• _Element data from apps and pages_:
▬▬▬

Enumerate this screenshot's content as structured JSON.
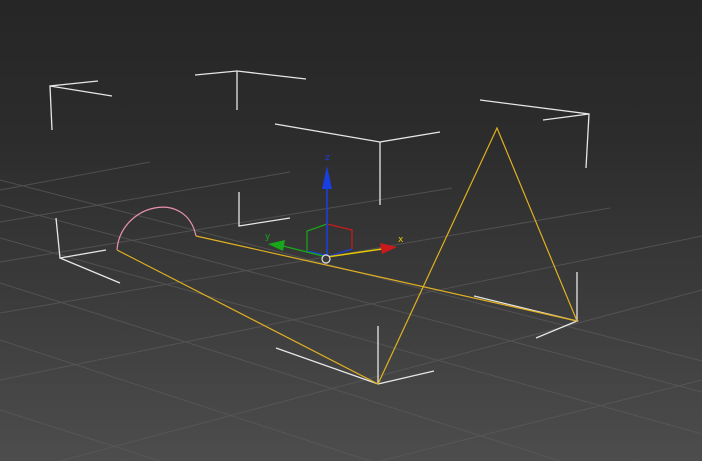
{
  "viewport": {
    "view": "perspective",
    "background_top": "#262626",
    "background_bottom": "#4d4d4d",
    "grid_color": "#5a5a5a",
    "bracket_color": "#e6e6e6",
    "spline_color": "#e0b020",
    "arc_color": "#e890b0",
    "selection": "selection-bracket-box"
  },
  "gizmo": {
    "type": "move-transform-gizmo",
    "x_label": "x",
    "y_label": "y",
    "z_label": "z",
    "x_color": "#e8c800",
    "y_color": "#1aa61a",
    "z_color": "#1a3fe0",
    "x_arrow_color": "#cc1a1a",
    "pivot_color": "#e0e0e0"
  }
}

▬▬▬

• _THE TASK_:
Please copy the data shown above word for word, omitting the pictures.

• _EXERCISE ANSWER_:
Enumerate this screenshot's content as structured JSON.
{
  "viewport": {
    "view": "perspective",
    "background_top": "#262626",
    "background_bottom": "#4d4d4d",
    "grid_color": "#5a5a5a",
    "bracket_color": "#e6e6e6",
    "spline_color": "#e0b020",
    "arc_color": "#e890b0",
    "selection": "selection-bracket-box"
  },
  "gizmo": {
    "type": "move-transform-gizmo",
    "x_label": "x",
    "y_label": "y",
    "z_label": "z",
    "x_color": "#e8c800",
    "y_color": "#1aa61a",
    "z_color": "#1a3fe0",
    "x_arrow_color": "#cc1a1a",
    "pivot_color": "#e0e0e0"
  }
}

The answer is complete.